Work to be completed ->
Among the lines of the records, please find those that contain the word "subject" and copy them.

━━━━━ Records shown ━━━━━

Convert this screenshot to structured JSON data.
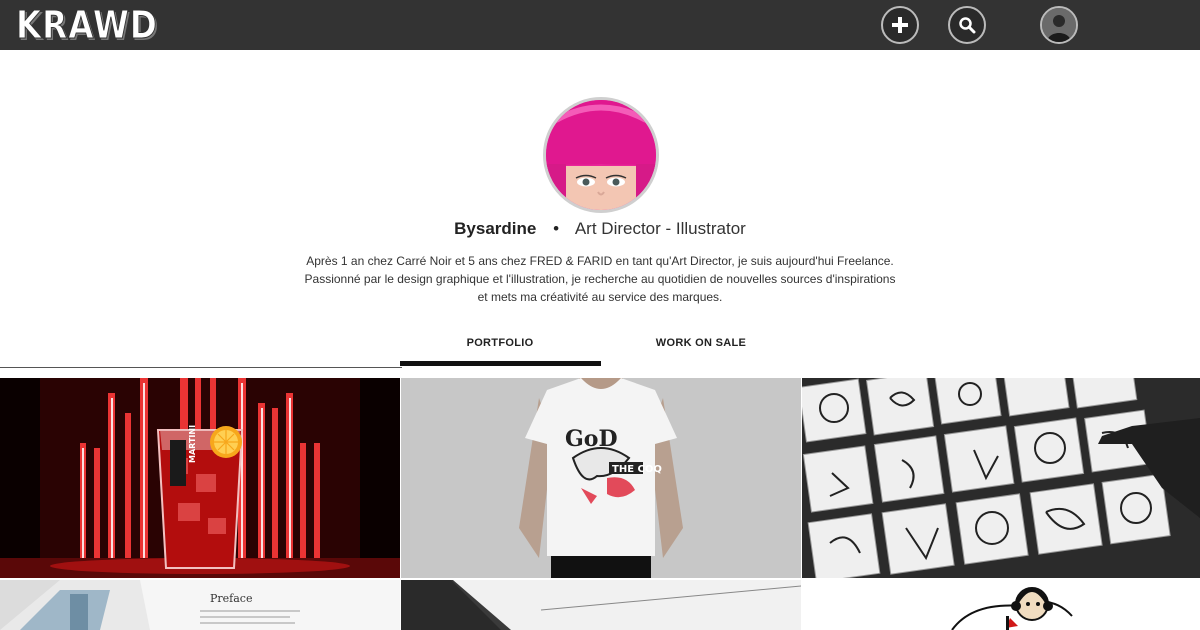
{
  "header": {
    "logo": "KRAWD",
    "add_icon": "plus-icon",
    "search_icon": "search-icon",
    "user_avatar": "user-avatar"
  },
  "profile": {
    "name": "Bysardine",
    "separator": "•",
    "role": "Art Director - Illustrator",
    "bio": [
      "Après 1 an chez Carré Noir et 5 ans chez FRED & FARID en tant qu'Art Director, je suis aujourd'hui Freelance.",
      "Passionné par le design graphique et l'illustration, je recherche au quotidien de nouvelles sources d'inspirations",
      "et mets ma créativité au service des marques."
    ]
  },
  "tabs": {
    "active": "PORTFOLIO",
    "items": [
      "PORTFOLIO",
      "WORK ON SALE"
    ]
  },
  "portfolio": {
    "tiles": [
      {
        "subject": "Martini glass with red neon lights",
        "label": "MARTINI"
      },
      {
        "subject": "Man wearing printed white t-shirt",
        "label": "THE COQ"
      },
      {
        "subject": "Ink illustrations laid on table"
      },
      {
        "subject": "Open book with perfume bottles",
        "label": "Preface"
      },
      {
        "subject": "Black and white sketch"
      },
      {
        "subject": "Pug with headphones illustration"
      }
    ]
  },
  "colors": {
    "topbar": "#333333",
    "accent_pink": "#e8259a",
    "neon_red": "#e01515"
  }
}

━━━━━

Answer for the task ->
        "subject": "Martini glass with red neon lights",
        "subject": "Man wearing printed white t-shirt",
        "subject": "Ink illustrations laid on table"
        "subject": "Open book with perfume bottles",
        "subject": "Black and white sketch"
        "subject": "Pug with headphones illustration"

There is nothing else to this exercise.